Stored dataset items:
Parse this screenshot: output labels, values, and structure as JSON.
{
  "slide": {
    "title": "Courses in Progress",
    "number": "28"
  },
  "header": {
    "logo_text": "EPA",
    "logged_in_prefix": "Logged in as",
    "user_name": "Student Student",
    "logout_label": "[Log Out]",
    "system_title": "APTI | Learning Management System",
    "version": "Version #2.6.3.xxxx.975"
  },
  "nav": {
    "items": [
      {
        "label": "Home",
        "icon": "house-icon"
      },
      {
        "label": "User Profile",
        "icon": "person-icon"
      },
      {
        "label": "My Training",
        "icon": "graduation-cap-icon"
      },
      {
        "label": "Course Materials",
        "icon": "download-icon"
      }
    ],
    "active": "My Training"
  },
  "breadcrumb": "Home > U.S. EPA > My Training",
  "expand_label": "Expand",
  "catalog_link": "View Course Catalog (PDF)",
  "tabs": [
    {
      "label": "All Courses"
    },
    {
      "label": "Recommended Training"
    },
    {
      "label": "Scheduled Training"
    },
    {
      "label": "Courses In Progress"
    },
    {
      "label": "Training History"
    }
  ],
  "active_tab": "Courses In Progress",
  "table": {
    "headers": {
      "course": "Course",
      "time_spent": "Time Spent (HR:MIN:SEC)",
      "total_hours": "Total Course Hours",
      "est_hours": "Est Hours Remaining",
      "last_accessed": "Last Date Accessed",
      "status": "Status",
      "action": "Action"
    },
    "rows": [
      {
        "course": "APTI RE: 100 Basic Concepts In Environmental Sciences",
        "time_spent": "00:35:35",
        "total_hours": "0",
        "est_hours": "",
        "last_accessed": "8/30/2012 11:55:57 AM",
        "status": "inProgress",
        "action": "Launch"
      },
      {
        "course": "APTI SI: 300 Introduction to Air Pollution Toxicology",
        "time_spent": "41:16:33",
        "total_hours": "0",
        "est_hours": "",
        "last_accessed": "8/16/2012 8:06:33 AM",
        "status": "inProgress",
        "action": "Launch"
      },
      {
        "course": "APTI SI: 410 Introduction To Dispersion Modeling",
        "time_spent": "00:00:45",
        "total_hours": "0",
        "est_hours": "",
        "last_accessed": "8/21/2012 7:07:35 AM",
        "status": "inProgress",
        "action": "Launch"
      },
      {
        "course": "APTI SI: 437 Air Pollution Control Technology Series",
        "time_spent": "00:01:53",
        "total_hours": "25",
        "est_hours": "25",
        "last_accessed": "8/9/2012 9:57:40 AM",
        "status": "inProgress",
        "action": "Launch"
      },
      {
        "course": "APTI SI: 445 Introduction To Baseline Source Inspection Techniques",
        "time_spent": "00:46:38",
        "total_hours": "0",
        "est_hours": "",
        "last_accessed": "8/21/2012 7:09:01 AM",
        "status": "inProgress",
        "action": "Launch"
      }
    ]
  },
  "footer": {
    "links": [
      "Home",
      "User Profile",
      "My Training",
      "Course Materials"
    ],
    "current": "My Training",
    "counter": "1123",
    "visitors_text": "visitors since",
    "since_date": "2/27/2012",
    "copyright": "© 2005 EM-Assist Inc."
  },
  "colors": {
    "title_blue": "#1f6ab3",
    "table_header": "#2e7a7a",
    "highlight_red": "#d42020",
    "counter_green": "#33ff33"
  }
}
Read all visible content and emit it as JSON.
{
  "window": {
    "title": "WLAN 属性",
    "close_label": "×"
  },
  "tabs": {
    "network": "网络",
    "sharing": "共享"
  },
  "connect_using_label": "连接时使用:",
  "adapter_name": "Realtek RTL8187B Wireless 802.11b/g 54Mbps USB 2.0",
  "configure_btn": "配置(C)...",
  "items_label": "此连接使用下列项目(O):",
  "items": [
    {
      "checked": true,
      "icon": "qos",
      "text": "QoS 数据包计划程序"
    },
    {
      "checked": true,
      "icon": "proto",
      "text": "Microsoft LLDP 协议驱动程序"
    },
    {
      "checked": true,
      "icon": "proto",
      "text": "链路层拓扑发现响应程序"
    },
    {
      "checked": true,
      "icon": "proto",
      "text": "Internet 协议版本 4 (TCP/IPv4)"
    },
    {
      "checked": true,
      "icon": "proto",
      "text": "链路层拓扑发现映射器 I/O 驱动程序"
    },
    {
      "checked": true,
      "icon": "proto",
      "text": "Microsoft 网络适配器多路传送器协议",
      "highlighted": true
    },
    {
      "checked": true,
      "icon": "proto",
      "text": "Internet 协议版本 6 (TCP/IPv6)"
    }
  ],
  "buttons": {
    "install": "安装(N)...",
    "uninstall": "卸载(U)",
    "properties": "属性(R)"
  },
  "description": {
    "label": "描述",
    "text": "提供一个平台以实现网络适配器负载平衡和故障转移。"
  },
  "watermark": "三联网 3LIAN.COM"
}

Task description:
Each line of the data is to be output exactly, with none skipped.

Result:
Parse this screenshot: output labels, values, and structure as JSON.
{
  "slide": {
    "title": "Courses in Progress",
    "number": "28"
  },
  "header": {
    "logo_text": "EPA",
    "logged_in_prefix": "Logged in as",
    "user_name": "Student Student",
    "logout_label": "[Log Out]",
    "system_title": "APTI | Learning Management System",
    "version": "Version #2.6.3.xxxx.975"
  },
  "nav": {
    "items": [
      {
        "label": "Home",
        "icon": "house-icon"
      },
      {
        "label": "User Profile",
        "icon": "person-icon"
      },
      {
        "label": "My Training",
        "icon": "graduation-cap-icon"
      },
      {
        "label": "Course Materials",
        "icon": "download-icon"
      }
    ],
    "active": "My Training"
  },
  "breadcrumb": "Home > U.S. EPA > My Training",
  "expand_label": "Expand",
  "catalog_link": "View Course Catalog (PDF)",
  "tabs": [
    {
      "label": "All Courses"
    },
    {
      "label": "Recommended Training"
    },
    {
      "label": "Scheduled Training"
    },
    {
      "label": "Courses In Progress"
    },
    {
      "label": "Training History"
    }
  ],
  "active_tab": "Courses In Progress",
  "table": {
    "headers": {
      "course": "Course",
      "time_spent": "Time Spent (HR:MIN:SEC)",
      "total_hours": "Total Course Hours",
      "est_hours": "Est Hours Remaining",
      "last_accessed": "Last Date Accessed",
      "status": "Status",
      "action": "Action"
    },
    "rows": [
      {
        "course": "APTI RE: 100 Basic Concepts In Environmental Sciences",
        "time_spent": "00:35:35",
        "total_hours": "0",
        "est_hours": "",
        "last_accessed": "8/30/2012 11:55:57 AM",
        "status": "inProgress",
        "action": "Launch"
      },
      {
        "course": "APTI SI: 300 Introduction to Air Pollution Toxicology",
        "time_spent": "41:16:33",
        "total_hours": "0",
        "est_hours": "",
        "last_accessed": "8/16/2012 8:06:33 AM",
        "status": "inProgress",
        "action": "Launch"
      },
      {
        "course": "APTI SI: 410 Introduction To Dispersion Modeling",
        "time_spent": "00:00:45",
        "total_hours": "0",
        "est_hours": "",
        "last_accessed": "8/21/2012 7:07:35 AM",
        "status": "inProgress",
        "action": "Launch"
      },
      {
        "course": "APTI SI: 437 Air Pollution Control Technology Series",
        "time_spent": "00:01:53",
        "total_hours": "25",
        "est_hours": "25",
        "last_accessed": "8/9/2012 9:57:40 AM",
        "status": "inProgress",
        "action": "Launch"
      },
      {
        "course": "APTI SI: 445 Introduction To Baseline Source Inspection Techniques",
        "time_spent": "00:46:38",
        "total_hours": "0",
        "est_hours": "",
        "last_accessed": "8/21/2012 7:09:01 AM",
        "status": "inProgress",
        "action": "Launch"
      }
    ]
  },
  "footer": {
    "links": [
      "Home",
      "User Profile",
      "My Training",
      "Course Materials"
    ],
    "current": "My Training",
    "counter": "1123",
    "visitors_text": "visitors since",
    "since_date": "2/27/2012",
    "copyright": "© 2005 EM-Assist Inc."
  },
  "colors": {
    "title_blue": "#1f6ab3",
    "table_header": "#2e7a7a",
    "highlight_red": "#d42020",
    "counter_green": "#33ff33"
  }
}
Read all visible content and emit it as JSON.
{
  "window": {
    "title": "WLAN 属性",
    "close_label": "×"
  },
  "tabs": {
    "network": "网络",
    "sharing": "共享"
  },
  "connect_using_label": "连接时使用:",
  "adapter_name": "Realtek RTL8187B Wireless 802.11b/g 54Mbps USB 2.0",
  "configure_btn": "配置(C)...",
  "items_label": "此连接使用下列项目(O):",
  "items": [
    {
      "checked": true,
      "icon": "qos",
      "text": "QoS 数据包计划程序"
    },
    {
      "checked": true,
      "icon": "proto",
      "text": "Microsoft LLDP 协议驱动程序"
    },
    {
      "checked": true,
      "icon": "proto",
      "text": "链路层拓扑发现响应程序"
    },
    {
      "checked": true,
      "icon": "proto",
      "text": "Internet 协议版本 4 (TCP/IPv4)"
    },
    {
      "checked": true,
      "icon": "proto",
      "text": "链路层拓扑发现映射器 I/O 驱动程序"
    },
    {
      "checked": true,
      "icon": "proto",
      "text": "Microsoft 网络适配器多路传送器协议",
      "highlighted": true
    },
    {
      "checked": true,
      "icon": "proto",
      "text": "Internet 协议版本 6 (TCP/IPv6)"
    }
  ],
  "buttons": {
    "install": "安装(N)...",
    "uninstall": "卸载(U)",
    "properties": "属性(R)"
  },
  "description": {
    "label": "描述",
    "text": "提供一个平台以实现网络适配器负载平衡和故障转移。"
  },
  "watermark": "三联网 3LIAN.COM"
}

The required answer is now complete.